In the middle of the north looking panorama (uptown is how a New Yorker would orient things), there is a very tall (1396 ft) skinny building. That is 432 Park Ave. It is all residential with each floor a residence. We read online that the current owner of the penthouse paid $95 million. We learned later that some of the lower floors, perhaps the 40th or lower, can be purchased for half that price. Oh, the bargains out there for the 0.1 percenters.
It takes two elevator rides to reach the observation deck. The first takes one to the 80th floor which has a museum and souvenir store. A second takes one to the 86th. You can take a third elevator to the 102nd floor, but it costs almost as much again, so we took a pass. On the way down we stopped at the 80th to look at the displays. Mostly pictures and documents. Two statistic that impressed me were: the building was physically built in 12months, and it cost $25 million dollars. That $25M would be $350M in today’s dollars, but the One World Trade Center, while half again bigger than the ESB, cost an estimated $3.9B in 2012. Something has changed.
We really hadn’t had much to eat – somehow we left without breakfast – so by 5:30 pm we were pretty hungry. We knew NYC could be expensive so we purposely looked for something affordable. To that end we found Pure & Fresh which is a cross between cafeteria style and restaurant. However it should be classified, the food was good. I had custom ordered pasta and soup. Cathie had a deli sandwich and soup.

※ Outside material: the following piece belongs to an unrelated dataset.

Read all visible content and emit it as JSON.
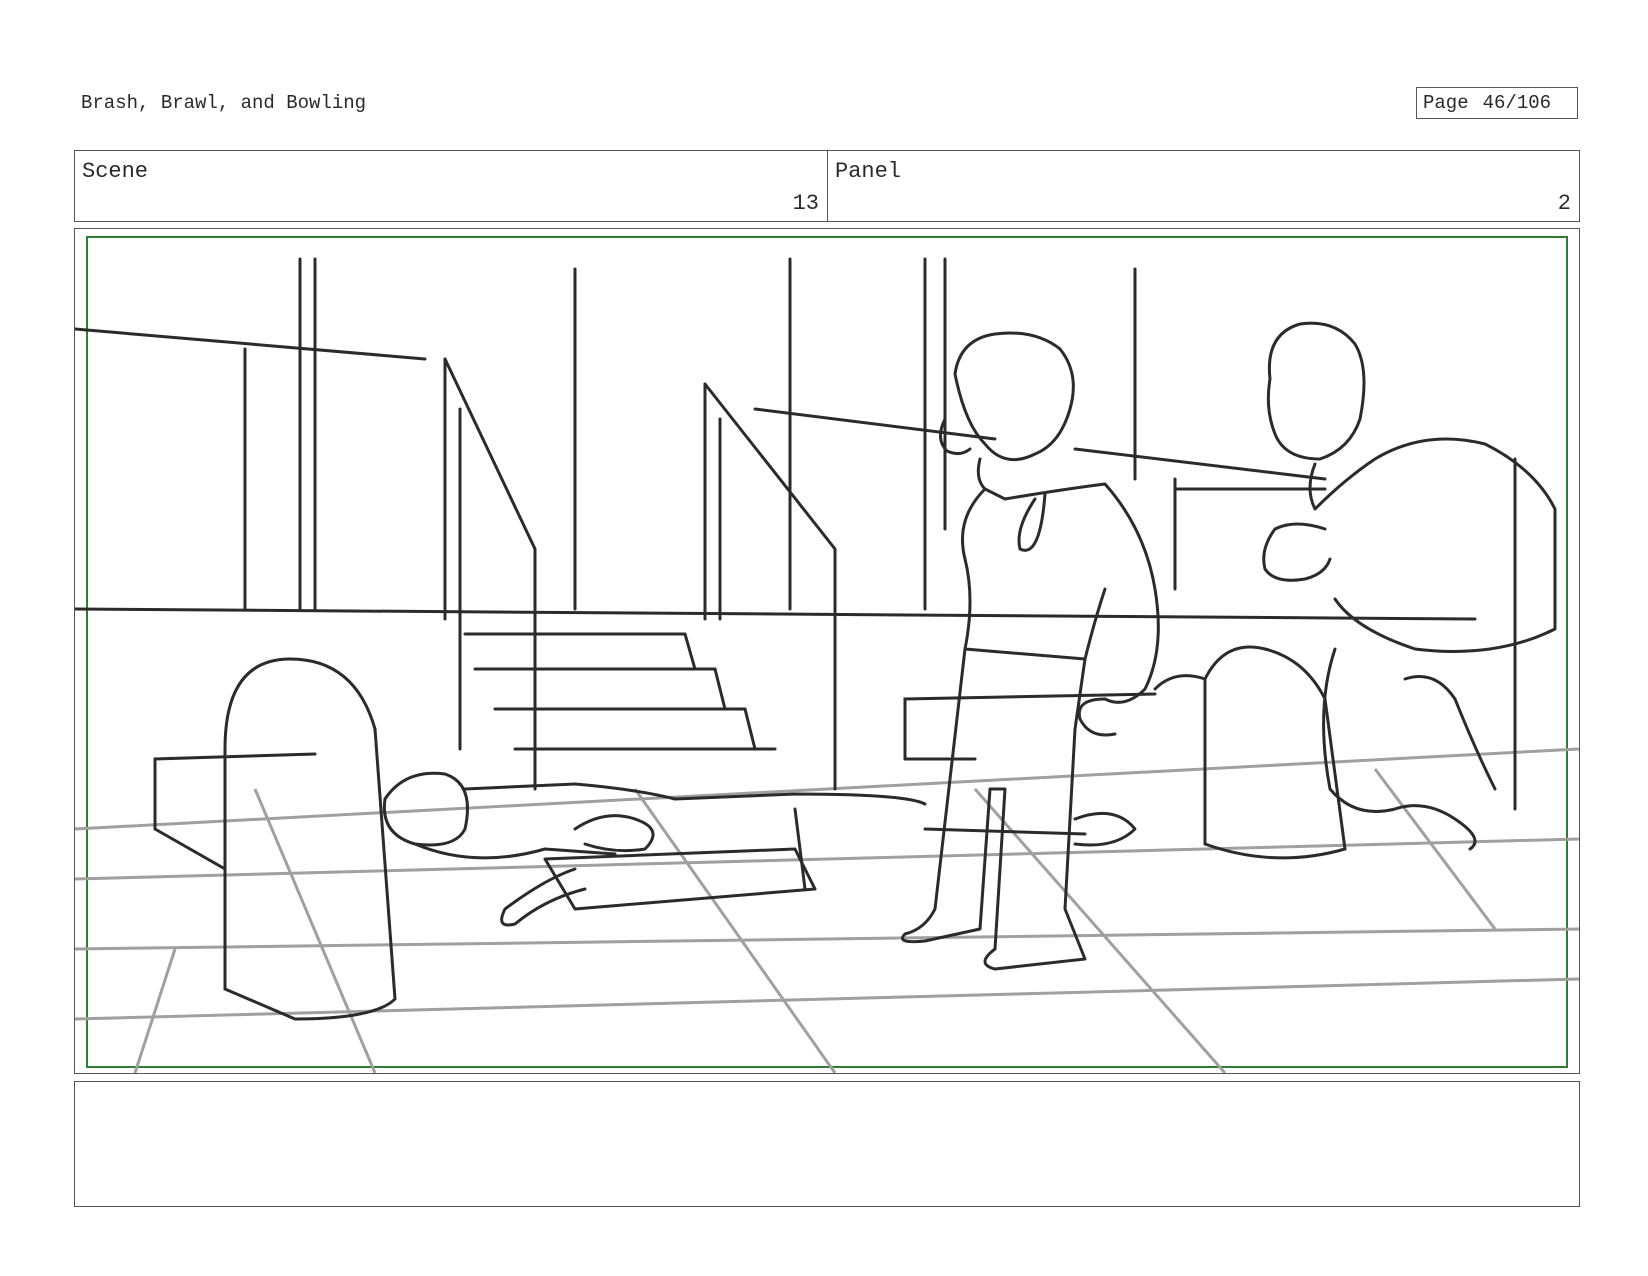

After eating we decided to call it a day and walked back down to 14th St and took the L train to Brooklyn. It was a little early but it had been a long day. We did arrange to meet up with Jonathan and his parents for breakfast the next day. Humus breakfast? Look for the next post.